I thought it was all over. The leaves were on the wall, the textbooks open on display, the spotlight positioned carefully.
I came back to the gallery the day after installation to find that, to my horror, some of the greener leaves had completely shrivelled up after a day in the heat on the wall. What once were beautifully intricate botanical designs with perfectly positioned shadows are now merely a shrivelled scrawl, almost impossible to decipher from the original design.
At first I was nothing short of disappointed, so unhappy at the fact that my hard work had seemingly gone to waste. That was until an onlooker who was observing my project at the time told me a story of a botanist called Jacques-Julien Houtou de Labillardière.
During a voyage between 1768 and 1771, which entailed the circumnavigation of mainland Australia and Van Diemen’s Land, Labillardiere gathered 4000 specimens of flora, 3000 of them completely original to science. The collection of specimens would, throughout its existence, encounter and survive numerous ordeals, trials and tribulations. O’Malley (2018) writes of this collection’s unmatched significance to scientific research: “to a botanist, the story of Labillardière’s collection is extraordinary, but the samples carry a more intrinsic importance.”

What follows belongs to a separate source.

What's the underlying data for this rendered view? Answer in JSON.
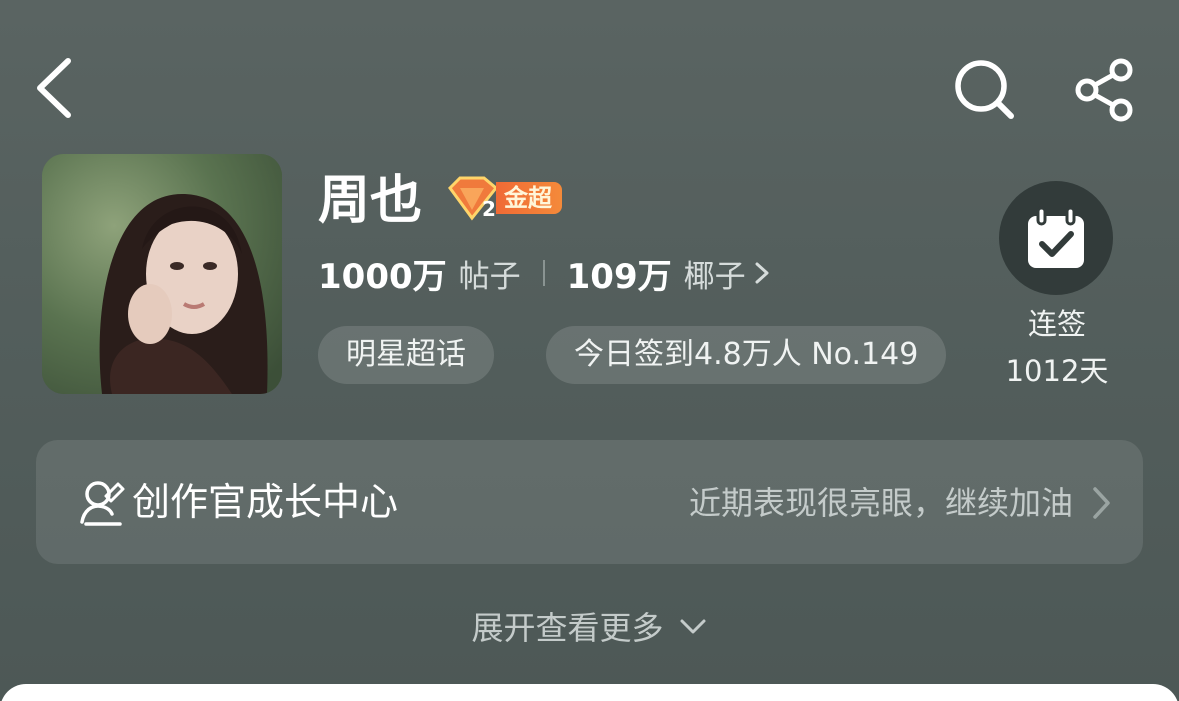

“The value of each specimen lies not only in the organic matter, but in the work of the botanist who collected it. Because scientists know precisely where and when a given specimen was collected and under what conditions, they can study how environments change over time, the impact of human development, of climate change. It is the act of scientific collection, linked to the collected material, that makes the specimens so important.”(O’Malley, 2018)
However on the morning of April 7, 2017, the unthinkable happened to these irreplaceable and priceless speciemens. O’Malley writes that Marc Jeanson, the director of the world’s largest and oldest herbarium, the Jardin des Plantes received a message stating the inconceivable truth. “It told him that a package of 105 botanical specimens of Australian plants owned by the Jardin des Plantes – and gathered by an intrepid French botanist more than 200 years earlier – had been destroyed by Australian biosecurity officials” (O’Malley, 2018).
While it still, to this day, is not completely understood what happened to these specimens, the story brought back to reality to contextual concept upon which this entire project was originally formed. That is, the conflicting relationship between the fragility of nature and the rigid, algorithmic essence of technology.
At the time of cutting, these leaves were pristine in their form. They were almost completely flat and, in turn, produced the most beautifully intricate designs. Yet, after a day or two in the unprotected weather and heat, the leaves ran their natural course and became dehydrated and shrivelled at the lack of water, completely destroying the designs which were created by the laser cutter.
The story of Labillardière’s lost specimens is a timely reminder of this consistently juxtaposed relationship between the incredibly high tech capabilities of the laser cutter, and the very simple and natural aesthetic of leaves and bark. Whilst in this case there really has not been a profound loss of something as significant as the rare specimens, it is certainly an interesting thought to consider.
O’Malley, N 2018, ”Would you burn the Mona Lisa if it was sent?’: Our horror bureaucratic bungle’, The Sydney Morning Herald, online article, 23 February, accessed 9 November 2019, available at <https://www.smh.com.au/lifestyle/would-you-burn-the-mona-lisa-if-it-was-sent-our-horror-bureaucratic-bungle-20180213-h0w0w3.html?fbclid=IwAR1Ic_SPQvDt0ZZatUSWk7XI-ij32hEq81eZyu5IN5quSKjEmUQtADaU-mY>